Exhibit A: the title
CANOWINDRA - THE BALLOONING CAPITAL OF AUSTRALIAMeaning not that their population is ballooning. Nope. There’s just a lot of hot air balloons in their neck of the woods.
Exhibit B: the About page
... which somehow manages to begin the history of Canowindra ‘Thousands of years ago’. It’s because they found some old fish fossils there or something.
Thousands of years ago a large number of fish were stranded on dryland after the water level suddenly fell.

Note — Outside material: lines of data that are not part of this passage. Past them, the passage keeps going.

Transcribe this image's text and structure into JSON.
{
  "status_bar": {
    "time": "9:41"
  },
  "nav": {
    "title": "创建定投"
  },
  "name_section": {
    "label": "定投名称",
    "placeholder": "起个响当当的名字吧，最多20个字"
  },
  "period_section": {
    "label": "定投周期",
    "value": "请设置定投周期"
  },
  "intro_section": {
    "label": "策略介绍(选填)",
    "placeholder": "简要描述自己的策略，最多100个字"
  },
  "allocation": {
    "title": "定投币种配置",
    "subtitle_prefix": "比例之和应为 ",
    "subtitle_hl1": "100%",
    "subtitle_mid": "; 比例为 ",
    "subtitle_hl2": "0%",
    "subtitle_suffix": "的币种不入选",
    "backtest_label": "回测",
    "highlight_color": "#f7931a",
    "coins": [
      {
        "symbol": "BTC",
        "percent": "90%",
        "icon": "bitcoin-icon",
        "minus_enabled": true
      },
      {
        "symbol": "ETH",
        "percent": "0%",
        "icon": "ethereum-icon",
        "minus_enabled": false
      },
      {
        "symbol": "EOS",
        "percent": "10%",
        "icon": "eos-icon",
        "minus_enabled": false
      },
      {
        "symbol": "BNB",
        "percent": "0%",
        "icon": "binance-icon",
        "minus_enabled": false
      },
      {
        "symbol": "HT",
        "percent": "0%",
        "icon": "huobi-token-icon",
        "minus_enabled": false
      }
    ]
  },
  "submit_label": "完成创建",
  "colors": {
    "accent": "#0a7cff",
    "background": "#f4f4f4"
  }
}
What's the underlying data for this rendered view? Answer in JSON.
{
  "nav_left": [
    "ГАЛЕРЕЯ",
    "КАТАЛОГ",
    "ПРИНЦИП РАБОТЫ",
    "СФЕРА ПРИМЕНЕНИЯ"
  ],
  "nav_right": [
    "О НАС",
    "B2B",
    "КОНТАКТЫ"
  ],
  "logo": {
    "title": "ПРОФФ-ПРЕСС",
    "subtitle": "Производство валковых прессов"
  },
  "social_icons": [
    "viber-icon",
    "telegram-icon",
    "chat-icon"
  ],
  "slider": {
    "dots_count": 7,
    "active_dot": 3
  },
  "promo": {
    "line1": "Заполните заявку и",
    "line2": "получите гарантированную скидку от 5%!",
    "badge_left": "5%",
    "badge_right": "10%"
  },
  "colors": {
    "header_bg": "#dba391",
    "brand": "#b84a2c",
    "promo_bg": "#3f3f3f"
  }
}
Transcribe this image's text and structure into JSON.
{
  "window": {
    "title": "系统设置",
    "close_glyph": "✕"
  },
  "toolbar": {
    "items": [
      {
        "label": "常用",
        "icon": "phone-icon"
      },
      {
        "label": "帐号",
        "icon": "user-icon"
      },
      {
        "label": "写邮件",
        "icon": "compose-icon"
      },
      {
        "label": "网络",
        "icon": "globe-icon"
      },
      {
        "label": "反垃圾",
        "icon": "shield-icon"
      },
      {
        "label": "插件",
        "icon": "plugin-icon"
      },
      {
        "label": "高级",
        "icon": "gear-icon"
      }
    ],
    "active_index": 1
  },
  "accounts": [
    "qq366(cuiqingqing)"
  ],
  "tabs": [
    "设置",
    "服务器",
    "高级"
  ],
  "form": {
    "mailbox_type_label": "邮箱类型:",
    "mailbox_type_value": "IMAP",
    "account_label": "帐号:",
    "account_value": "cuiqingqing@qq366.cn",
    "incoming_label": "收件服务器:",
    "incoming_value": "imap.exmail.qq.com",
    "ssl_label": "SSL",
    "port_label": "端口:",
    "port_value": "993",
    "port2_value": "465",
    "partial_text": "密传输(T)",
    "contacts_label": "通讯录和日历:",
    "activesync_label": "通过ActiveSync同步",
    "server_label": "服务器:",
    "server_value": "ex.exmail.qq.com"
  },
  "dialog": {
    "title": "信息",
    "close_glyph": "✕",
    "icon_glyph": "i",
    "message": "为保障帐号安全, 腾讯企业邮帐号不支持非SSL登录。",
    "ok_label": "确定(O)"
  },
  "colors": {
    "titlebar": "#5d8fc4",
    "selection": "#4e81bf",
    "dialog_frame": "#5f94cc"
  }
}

The fish, many of them unique, were preserved for posterity in layers of rock only to be discovered in the 1900s and thenThey then employ this seamless segue:
catapulted into fame when their true value was realised.
In between the land has seen many changes, particularly in the past 150 years with the development of a township not far from where the fishwere left high and dry.Exhibit C: page devoted to balloons.
“The flight lasts an hour but the memories last a lifetime”Exhibit D: page devoted to The Age of Fishes
“A chance discovery by a roadworker in 1956 has led, many years later, to one of the worlds great fossil discoveries in central west New South Wales, Australia.”We’re not saying it’s the greatest, mind. Just that it’s great.
The combination of humility and bluster is, in fact, rather sweet. It reminds me of other great tourist drawcards in the Australian countryside – the Holbrook submarine, (now marooned in the middle of the driest continent on earth), or the awe-inspiring Albury-Wodonga sculpture, simply titled,
World’s largest air guitar.
We are not suggesting that the goodly township of Canowindra is as grouse as this grouse here. Actually, we pretty much are.